→ **WHAT YOU WILL DO**: Your task is to count the lines of the entries below that include the word "Common" and to give only the resulting number.

-------

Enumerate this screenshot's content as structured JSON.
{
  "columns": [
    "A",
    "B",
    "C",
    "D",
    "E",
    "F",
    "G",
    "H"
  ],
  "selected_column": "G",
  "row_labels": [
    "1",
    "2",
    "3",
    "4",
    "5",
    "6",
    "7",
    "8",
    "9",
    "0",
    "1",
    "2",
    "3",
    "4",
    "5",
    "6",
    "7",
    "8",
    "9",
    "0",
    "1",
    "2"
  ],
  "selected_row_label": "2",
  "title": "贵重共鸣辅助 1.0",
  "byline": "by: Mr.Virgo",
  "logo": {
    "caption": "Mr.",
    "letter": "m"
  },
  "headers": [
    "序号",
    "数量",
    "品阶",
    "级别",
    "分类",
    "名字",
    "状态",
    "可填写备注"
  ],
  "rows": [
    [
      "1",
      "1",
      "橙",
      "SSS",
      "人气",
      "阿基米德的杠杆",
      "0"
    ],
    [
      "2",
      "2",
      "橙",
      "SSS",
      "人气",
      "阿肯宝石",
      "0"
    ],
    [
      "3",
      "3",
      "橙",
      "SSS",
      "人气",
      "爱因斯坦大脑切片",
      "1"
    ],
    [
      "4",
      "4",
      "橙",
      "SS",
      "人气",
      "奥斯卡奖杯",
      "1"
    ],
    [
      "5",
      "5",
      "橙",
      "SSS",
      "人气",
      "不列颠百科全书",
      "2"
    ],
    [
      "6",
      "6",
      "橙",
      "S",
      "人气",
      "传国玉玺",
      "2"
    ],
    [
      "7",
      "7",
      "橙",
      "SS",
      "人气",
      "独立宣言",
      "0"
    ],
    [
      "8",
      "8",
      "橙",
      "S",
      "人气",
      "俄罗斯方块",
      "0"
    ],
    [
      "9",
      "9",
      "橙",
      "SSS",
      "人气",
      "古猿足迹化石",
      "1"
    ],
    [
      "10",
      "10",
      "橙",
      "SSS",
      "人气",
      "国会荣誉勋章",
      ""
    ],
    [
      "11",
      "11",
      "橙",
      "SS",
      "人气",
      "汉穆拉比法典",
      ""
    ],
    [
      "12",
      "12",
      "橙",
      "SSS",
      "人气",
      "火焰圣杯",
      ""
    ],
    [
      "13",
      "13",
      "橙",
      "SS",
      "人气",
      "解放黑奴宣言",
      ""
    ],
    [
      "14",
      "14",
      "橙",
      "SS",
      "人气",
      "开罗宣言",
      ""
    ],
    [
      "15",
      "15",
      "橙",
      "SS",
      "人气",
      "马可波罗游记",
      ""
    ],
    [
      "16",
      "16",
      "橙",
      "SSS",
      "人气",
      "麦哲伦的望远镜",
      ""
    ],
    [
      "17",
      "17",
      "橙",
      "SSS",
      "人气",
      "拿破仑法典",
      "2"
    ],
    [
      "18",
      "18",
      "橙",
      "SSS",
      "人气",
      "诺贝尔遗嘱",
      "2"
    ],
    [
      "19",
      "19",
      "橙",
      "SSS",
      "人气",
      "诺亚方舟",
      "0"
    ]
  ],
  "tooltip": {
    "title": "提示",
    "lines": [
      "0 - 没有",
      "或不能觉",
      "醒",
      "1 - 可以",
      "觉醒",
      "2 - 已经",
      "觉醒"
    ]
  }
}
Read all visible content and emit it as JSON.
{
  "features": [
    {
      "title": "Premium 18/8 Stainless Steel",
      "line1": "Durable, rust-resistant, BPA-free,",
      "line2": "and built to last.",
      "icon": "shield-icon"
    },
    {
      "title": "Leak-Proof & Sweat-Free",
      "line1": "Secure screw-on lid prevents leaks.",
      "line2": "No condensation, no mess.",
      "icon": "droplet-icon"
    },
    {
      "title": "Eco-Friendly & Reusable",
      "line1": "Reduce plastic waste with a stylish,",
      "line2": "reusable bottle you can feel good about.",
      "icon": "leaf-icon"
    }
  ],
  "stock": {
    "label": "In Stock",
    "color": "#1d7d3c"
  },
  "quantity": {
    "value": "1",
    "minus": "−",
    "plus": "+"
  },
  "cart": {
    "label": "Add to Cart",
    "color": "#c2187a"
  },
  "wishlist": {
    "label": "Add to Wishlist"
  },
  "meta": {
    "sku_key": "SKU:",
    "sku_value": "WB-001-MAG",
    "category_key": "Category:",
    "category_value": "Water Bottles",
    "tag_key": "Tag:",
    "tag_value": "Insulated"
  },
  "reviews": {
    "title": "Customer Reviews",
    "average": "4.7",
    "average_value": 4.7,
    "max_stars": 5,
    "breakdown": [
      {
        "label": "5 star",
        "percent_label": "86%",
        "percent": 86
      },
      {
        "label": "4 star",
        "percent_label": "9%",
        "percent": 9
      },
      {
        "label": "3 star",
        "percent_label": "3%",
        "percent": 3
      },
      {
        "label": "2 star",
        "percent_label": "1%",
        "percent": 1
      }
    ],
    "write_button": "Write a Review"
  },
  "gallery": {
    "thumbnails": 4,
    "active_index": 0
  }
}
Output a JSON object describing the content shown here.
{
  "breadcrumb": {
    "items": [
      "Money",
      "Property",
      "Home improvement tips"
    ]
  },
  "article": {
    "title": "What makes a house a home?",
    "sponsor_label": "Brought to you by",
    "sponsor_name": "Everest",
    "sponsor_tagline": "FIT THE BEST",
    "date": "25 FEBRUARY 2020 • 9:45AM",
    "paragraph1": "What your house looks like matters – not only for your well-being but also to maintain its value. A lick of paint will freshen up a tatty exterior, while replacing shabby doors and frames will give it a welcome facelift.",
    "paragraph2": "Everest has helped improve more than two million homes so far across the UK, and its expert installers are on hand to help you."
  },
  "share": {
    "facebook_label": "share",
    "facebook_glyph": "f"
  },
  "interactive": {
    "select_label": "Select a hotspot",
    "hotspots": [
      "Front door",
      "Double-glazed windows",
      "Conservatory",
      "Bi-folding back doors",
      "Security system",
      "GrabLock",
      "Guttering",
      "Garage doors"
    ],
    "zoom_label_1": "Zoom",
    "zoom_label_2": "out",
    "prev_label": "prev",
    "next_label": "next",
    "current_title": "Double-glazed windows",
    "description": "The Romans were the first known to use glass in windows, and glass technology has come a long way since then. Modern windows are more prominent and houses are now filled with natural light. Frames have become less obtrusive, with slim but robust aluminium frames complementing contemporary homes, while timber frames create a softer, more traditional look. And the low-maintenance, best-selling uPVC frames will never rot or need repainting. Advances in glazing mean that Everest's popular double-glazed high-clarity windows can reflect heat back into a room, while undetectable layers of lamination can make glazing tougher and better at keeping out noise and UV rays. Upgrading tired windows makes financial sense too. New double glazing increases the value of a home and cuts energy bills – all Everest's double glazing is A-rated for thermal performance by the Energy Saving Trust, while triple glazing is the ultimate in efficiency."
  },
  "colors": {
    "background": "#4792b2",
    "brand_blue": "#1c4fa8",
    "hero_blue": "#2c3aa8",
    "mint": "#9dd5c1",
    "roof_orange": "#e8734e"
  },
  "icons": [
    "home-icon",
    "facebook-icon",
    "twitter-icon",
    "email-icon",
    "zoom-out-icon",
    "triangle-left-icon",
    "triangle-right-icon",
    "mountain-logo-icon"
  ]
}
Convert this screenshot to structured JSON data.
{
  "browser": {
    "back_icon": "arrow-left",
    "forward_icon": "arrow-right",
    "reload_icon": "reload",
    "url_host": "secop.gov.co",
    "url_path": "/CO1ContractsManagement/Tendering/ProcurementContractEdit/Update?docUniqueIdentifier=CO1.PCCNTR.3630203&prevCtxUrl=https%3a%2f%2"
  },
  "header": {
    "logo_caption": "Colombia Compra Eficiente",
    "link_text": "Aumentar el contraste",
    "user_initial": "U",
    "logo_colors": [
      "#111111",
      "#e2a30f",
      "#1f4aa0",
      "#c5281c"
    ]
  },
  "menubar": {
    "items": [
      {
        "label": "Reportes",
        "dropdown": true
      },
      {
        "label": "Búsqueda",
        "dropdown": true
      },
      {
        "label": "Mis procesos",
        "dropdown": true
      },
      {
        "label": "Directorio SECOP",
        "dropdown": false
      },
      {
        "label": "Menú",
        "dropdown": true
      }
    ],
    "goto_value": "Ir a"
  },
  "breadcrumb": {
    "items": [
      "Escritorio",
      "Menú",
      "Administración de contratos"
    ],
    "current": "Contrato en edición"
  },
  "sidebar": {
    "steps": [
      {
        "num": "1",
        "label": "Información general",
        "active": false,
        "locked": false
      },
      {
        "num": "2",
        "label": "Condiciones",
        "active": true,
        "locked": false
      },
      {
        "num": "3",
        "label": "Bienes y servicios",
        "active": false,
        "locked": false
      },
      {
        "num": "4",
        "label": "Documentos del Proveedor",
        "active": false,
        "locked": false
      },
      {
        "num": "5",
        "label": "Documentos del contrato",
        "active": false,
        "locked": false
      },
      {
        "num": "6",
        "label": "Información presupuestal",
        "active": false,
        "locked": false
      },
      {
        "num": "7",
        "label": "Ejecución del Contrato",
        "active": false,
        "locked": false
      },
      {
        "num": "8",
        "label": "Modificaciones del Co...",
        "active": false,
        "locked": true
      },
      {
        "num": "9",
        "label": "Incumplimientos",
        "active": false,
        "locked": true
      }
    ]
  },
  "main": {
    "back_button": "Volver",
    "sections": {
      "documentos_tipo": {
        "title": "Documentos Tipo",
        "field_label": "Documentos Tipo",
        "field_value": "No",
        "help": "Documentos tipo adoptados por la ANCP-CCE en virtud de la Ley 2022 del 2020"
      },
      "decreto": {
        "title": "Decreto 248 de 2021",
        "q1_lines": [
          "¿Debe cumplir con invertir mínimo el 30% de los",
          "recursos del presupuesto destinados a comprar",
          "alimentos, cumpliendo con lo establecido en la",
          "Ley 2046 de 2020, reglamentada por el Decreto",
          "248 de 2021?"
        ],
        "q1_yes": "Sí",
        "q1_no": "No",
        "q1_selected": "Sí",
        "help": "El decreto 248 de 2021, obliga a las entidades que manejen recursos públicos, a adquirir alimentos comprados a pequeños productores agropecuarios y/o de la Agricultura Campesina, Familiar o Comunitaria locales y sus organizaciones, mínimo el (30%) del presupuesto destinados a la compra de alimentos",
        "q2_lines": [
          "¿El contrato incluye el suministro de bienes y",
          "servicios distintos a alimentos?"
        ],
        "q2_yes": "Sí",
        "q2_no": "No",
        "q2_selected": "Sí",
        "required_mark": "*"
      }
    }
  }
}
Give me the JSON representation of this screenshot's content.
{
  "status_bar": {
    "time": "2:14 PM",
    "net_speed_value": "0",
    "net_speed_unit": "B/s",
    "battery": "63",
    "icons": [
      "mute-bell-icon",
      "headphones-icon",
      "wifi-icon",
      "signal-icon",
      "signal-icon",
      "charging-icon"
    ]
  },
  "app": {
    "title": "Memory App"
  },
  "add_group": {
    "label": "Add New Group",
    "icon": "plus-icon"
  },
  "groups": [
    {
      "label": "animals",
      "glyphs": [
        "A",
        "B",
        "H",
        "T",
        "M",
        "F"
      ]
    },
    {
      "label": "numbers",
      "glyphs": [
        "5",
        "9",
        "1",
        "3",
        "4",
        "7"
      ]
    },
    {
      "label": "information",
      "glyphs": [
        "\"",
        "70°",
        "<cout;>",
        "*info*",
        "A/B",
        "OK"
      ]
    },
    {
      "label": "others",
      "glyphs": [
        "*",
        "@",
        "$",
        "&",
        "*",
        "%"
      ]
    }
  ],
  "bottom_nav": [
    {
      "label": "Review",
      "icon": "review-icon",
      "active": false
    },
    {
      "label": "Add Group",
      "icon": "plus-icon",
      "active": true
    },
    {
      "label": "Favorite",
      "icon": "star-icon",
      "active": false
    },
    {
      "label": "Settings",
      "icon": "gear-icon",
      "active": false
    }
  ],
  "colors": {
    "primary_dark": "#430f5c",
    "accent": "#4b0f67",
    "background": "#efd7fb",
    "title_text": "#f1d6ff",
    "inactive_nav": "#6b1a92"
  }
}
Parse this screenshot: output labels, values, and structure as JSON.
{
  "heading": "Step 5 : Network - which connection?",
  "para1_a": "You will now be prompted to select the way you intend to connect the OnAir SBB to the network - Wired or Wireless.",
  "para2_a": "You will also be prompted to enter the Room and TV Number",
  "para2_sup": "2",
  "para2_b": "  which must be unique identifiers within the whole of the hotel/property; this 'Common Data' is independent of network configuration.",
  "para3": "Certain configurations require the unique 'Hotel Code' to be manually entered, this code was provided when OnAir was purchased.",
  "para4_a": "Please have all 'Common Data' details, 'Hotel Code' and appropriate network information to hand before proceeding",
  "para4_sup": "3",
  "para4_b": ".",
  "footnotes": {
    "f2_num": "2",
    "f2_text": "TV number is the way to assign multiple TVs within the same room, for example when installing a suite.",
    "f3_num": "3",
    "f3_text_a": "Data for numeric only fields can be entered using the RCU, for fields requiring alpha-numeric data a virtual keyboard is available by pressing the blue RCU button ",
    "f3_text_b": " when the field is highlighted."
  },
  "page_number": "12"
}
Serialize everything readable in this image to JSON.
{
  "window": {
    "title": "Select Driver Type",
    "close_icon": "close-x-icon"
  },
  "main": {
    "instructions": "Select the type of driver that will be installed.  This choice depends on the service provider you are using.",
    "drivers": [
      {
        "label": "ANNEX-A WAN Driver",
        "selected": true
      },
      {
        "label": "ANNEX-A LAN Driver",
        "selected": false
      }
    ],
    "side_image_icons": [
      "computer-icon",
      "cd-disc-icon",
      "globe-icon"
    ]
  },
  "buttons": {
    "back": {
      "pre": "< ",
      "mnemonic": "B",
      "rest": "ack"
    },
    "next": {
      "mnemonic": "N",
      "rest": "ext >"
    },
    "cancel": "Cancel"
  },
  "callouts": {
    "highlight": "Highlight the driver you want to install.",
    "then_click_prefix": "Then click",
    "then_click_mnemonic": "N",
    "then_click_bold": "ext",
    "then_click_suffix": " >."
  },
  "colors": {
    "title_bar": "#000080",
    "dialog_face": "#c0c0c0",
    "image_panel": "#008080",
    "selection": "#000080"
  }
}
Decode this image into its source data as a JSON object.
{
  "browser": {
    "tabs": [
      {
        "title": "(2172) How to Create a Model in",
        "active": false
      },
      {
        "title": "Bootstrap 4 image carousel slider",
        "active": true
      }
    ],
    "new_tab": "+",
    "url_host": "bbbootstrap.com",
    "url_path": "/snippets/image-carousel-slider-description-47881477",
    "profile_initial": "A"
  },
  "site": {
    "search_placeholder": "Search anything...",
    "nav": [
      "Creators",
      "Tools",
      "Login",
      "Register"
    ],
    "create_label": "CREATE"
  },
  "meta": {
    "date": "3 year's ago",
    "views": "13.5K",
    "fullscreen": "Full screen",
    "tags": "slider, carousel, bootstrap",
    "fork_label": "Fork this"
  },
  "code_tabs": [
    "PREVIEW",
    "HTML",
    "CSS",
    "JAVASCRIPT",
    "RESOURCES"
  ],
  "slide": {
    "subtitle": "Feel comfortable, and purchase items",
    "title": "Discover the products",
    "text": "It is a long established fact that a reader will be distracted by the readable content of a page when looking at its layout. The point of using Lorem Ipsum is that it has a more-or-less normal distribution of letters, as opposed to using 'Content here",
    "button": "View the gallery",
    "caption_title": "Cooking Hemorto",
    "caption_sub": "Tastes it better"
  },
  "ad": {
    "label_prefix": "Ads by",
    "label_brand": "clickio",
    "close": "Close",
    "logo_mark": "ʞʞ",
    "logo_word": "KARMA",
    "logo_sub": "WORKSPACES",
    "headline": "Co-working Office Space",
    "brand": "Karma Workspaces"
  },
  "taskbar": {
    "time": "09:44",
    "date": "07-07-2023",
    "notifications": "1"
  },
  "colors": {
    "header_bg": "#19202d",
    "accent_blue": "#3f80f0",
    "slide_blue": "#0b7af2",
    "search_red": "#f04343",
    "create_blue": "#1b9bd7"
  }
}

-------

→ **EXPECTED ANSWER**: 2